Task to carry out ::
Among the following entries, count the lines that contain "screenshot" and report only the result.

Records for the task ::

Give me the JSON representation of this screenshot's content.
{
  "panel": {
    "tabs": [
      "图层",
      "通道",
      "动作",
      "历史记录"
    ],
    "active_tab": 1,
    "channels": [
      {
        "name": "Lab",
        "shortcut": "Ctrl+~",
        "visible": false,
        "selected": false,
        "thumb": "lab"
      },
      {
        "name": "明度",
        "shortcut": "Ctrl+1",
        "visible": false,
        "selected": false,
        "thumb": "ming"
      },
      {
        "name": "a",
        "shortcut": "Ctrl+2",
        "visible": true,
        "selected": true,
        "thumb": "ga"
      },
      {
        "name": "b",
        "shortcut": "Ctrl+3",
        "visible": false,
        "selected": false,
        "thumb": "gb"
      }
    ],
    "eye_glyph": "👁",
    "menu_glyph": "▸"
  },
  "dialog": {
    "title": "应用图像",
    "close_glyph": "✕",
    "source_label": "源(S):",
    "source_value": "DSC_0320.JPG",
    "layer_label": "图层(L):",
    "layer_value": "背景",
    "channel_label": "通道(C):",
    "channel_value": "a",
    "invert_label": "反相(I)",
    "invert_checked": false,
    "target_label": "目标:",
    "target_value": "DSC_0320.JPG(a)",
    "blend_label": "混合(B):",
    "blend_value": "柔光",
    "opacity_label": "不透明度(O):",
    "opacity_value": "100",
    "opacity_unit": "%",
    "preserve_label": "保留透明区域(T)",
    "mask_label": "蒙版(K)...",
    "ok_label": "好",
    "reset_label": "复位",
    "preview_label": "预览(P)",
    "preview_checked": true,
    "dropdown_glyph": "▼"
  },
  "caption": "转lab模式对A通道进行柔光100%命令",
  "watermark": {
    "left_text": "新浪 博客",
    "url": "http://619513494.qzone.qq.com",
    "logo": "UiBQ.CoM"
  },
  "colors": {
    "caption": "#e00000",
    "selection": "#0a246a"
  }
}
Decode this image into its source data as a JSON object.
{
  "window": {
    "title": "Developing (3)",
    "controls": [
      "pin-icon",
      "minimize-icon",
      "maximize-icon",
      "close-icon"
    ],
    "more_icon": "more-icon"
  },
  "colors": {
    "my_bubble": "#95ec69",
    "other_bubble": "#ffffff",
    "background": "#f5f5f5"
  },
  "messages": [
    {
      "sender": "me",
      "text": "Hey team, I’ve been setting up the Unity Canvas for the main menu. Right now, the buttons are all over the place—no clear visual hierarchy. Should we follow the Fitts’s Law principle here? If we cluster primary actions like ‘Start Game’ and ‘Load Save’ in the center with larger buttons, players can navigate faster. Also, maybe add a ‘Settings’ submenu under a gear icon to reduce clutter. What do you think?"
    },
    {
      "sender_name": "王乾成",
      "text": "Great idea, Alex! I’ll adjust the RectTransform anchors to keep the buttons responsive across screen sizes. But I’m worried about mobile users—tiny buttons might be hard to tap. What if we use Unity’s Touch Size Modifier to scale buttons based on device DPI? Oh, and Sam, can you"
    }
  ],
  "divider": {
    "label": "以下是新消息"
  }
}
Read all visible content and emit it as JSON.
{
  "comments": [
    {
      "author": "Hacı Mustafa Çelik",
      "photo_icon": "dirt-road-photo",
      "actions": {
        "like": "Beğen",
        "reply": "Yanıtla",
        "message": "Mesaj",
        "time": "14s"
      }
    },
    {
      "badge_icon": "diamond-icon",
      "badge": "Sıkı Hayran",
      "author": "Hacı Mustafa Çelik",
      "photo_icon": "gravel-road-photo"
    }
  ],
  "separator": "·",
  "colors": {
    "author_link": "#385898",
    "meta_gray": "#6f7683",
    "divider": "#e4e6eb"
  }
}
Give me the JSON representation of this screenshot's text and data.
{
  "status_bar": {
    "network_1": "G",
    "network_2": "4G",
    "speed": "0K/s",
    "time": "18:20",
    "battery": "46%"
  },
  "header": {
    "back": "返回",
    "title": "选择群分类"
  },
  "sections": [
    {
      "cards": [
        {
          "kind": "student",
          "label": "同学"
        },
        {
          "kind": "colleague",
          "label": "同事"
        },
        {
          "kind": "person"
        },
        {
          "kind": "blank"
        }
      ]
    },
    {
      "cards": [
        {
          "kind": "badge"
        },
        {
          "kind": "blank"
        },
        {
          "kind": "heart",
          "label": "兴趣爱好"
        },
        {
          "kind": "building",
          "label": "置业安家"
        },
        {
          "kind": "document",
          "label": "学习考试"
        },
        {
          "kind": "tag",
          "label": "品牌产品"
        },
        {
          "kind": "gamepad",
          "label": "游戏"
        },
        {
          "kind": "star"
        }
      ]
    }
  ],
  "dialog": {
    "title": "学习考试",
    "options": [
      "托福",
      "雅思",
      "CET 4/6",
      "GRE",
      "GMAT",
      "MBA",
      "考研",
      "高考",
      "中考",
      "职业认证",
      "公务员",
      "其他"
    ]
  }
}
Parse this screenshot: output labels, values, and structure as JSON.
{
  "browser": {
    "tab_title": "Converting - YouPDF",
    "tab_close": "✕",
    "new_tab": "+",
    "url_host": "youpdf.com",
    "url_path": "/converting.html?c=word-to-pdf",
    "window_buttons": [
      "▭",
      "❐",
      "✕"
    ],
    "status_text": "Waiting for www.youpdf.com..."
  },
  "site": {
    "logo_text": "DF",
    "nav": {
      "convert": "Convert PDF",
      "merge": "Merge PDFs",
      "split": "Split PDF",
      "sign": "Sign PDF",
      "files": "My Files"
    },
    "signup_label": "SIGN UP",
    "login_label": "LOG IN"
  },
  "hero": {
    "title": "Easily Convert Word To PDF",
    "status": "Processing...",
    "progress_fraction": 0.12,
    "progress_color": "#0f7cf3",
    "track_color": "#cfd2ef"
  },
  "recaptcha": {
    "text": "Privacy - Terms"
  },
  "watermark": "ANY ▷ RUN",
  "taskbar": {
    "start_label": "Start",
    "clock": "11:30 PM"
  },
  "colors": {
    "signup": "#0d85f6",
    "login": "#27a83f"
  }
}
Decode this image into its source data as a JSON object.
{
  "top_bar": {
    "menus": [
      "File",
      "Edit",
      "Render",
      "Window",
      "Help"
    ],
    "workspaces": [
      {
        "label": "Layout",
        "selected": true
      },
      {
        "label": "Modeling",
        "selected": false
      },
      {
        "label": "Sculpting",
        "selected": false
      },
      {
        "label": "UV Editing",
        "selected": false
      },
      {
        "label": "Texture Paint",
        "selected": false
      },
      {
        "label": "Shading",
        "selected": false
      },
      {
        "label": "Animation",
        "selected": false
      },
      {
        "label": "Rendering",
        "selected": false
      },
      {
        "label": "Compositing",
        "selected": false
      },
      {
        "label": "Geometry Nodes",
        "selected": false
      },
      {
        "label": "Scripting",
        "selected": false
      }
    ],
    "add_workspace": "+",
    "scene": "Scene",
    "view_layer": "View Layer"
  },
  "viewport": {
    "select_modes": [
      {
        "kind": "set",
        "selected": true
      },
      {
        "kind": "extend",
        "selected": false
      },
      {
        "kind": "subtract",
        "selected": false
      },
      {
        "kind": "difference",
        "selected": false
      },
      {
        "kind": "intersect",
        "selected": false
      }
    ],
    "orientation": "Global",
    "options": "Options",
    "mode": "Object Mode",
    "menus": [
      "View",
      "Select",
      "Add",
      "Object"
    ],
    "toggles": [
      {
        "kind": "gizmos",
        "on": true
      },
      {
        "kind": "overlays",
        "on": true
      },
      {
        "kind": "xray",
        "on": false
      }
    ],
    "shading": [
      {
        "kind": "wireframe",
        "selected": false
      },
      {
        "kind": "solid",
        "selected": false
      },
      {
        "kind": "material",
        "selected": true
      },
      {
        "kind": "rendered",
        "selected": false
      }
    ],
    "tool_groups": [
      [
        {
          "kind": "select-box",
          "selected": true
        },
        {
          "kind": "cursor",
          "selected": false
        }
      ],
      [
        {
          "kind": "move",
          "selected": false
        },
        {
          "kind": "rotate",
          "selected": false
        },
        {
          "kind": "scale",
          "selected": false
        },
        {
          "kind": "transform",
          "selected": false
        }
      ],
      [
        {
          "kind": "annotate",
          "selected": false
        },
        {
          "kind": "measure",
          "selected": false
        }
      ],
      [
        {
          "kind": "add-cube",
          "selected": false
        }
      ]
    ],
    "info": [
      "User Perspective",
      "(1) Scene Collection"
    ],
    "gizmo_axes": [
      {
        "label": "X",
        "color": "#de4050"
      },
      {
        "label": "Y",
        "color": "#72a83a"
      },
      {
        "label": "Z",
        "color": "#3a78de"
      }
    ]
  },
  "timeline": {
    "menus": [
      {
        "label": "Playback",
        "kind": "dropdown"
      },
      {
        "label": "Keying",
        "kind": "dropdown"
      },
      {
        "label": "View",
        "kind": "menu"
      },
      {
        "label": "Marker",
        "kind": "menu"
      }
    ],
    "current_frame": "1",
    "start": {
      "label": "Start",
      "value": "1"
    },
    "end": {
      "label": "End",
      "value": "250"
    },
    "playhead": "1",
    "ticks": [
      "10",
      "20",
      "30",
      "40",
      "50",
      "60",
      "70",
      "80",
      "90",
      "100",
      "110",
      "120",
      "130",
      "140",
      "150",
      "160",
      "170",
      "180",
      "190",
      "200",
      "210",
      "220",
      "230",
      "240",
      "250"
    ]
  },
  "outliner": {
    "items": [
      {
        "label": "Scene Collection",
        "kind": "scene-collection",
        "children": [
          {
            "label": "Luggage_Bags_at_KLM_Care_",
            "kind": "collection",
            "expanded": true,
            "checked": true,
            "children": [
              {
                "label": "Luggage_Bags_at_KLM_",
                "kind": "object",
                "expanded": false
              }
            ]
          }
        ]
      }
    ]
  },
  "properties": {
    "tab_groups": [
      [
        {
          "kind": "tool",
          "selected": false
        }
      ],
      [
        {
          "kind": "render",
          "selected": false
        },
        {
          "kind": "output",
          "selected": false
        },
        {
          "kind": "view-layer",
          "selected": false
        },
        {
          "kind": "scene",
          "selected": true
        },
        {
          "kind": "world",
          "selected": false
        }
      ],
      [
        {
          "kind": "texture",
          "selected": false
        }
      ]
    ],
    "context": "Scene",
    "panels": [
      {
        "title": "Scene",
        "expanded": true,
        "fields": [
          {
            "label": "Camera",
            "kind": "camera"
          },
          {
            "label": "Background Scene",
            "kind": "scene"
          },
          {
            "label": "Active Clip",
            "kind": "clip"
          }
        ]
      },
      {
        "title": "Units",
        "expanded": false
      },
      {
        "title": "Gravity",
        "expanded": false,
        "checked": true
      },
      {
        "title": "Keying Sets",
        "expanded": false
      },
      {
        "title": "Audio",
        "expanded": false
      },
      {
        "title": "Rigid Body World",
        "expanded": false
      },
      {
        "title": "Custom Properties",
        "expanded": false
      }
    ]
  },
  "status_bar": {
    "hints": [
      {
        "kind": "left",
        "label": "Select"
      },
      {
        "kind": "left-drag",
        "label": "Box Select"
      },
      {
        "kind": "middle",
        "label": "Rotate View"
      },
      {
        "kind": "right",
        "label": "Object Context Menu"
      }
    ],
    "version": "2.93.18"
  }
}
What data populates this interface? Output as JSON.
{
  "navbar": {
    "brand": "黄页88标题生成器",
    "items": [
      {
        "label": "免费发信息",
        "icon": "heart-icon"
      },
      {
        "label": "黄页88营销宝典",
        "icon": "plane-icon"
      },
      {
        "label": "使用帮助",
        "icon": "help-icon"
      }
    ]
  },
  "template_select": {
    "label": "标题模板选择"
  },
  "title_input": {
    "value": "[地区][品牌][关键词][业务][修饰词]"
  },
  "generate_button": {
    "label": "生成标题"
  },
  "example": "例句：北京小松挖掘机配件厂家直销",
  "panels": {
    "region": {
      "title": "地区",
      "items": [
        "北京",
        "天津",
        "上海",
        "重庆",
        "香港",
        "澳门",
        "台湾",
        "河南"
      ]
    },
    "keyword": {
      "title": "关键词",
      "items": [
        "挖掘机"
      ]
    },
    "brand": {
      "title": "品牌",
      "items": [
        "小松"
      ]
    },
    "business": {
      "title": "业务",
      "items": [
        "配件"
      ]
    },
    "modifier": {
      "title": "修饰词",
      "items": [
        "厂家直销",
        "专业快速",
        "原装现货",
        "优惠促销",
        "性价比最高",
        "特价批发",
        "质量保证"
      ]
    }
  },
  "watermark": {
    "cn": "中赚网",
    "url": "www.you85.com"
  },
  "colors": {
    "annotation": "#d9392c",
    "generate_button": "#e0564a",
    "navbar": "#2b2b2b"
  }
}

Solution below ::
3